- Allowing for supplemental reports to be submitted following initial notification. Investigations of a cyber incident can take many months, if not longer, and additional information is uncovered over time. The recently-enacted U.S. requirements allow for the submission of supplemental reports or updates if new or different information becomes available, allowing the impacted entity to add detail to a report at a later date. ITI encourages other governments to allow for similar updated reports to be submitted following an initial notification.
- Ensuring robust liability protections and sufficient protections for information provided. The U.S. requirements provide robust liability protections for entities, including prohibiting lawsuits from being brought against covered entities solely on the basis of submitting a report, and prohibiting the use of an incident report as evidence against a covered entity. They also prohibit the use of a report in regulatory action directed at the entity and preserves privileges. Including liability protections ensures that entities do not face repercussions from alerting authorities when they suffer an incident.

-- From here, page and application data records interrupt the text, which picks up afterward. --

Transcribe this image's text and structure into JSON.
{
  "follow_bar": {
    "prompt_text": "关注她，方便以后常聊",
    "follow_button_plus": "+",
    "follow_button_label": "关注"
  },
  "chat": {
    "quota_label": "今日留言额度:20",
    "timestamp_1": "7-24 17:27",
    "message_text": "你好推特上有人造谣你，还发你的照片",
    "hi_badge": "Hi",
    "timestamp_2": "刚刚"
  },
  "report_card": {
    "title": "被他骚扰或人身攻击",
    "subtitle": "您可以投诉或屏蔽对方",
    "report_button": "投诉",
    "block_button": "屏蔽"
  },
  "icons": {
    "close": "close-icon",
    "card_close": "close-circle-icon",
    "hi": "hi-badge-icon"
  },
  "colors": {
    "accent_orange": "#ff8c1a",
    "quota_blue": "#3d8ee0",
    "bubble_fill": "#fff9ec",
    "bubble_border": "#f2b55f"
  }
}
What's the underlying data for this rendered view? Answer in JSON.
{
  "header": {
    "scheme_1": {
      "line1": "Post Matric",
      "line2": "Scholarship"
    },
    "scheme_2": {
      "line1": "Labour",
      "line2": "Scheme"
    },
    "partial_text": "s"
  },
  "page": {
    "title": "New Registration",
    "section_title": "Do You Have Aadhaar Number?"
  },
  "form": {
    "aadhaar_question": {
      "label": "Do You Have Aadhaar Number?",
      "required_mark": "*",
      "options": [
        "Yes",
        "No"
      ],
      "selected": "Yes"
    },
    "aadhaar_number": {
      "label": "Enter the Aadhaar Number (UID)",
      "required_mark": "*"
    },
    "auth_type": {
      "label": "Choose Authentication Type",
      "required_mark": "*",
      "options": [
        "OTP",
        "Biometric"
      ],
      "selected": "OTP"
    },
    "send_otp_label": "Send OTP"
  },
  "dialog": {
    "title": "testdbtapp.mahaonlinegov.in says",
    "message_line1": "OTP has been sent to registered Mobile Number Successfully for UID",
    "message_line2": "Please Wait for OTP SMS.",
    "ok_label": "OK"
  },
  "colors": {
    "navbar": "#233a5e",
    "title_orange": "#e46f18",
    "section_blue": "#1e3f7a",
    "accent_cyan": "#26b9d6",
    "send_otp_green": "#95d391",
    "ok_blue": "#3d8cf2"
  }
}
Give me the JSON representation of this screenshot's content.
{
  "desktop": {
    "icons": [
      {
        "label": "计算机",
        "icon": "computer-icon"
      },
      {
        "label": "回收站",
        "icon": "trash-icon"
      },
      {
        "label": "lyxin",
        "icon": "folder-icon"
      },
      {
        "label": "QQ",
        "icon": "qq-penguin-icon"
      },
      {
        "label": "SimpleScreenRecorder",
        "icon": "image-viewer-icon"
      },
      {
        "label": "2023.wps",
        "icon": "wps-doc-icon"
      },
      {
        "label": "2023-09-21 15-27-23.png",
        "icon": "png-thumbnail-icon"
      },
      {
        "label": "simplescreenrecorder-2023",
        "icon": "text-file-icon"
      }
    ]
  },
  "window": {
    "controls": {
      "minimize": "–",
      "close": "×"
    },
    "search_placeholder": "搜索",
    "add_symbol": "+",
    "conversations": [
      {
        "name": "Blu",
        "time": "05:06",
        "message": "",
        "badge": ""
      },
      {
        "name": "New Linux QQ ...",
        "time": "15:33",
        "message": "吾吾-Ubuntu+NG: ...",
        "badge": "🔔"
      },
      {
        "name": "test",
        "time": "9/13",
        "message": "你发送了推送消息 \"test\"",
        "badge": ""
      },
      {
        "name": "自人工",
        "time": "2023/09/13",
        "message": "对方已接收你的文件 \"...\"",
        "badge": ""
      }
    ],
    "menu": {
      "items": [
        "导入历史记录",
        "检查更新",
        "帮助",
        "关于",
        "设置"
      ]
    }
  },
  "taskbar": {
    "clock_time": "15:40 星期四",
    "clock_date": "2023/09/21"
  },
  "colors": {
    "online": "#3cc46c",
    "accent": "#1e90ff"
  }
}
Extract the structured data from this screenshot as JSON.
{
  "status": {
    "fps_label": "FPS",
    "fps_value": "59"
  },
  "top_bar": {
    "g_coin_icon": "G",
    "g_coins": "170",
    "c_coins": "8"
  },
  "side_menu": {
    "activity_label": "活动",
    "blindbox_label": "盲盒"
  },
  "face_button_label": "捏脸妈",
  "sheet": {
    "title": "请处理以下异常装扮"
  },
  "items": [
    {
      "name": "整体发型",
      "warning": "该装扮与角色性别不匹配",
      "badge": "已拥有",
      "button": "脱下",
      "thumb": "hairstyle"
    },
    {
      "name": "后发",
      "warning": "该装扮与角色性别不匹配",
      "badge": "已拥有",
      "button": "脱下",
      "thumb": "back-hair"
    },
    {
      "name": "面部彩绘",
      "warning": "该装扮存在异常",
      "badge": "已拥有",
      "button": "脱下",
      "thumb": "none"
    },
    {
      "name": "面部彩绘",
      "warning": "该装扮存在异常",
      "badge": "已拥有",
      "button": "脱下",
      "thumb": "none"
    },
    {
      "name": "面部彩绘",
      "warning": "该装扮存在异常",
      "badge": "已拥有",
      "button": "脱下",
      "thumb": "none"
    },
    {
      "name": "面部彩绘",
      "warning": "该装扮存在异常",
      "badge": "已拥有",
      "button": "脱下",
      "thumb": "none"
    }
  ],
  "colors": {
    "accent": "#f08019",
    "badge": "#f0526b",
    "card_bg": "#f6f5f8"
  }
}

- Limiting reporting responsibility to the impacted entity. While prior versions of incident reporting legislation left room for third-party services providers to be obligated to report "covered cyber incidents," the final form of the requirements limit reporting obligations to the "covered entities." Limiting reporting responsibility is critical to allow vendors or third-parties to uphold contractual obligations, protect business confidential information, and given many service providers operate globally, will help to avoid international conflicts of law. Limiting responsibility also ensures that competent authorities do not receive duplicative information from both the impacted entity as well as the third-party service provider.
- Providing a vehicle for sustained engagement with critical infrastructure owners and operators. The new requirements direct the U.S. Cybersecurity and Infrastructure Security Agency (CISA) to launch a rulemaking process to further develop definitions of key terms in the legislation, including “covered entity,” “covered incident,” and what information should be included in an incident report. This sort of engagement ensures that the ultimate rules that are put into place reflect the experience and perspective of critical infrastructure owners and operators. It also allows for a robust dialogue to take place between the regulator and those entities that will potentially fall under the regulation.
We encourage global governments to align their approaches with those taken in these key areas. This will ultimately ensure that cyber incident notification results in meaningful, consistent improvements to cybersecurity.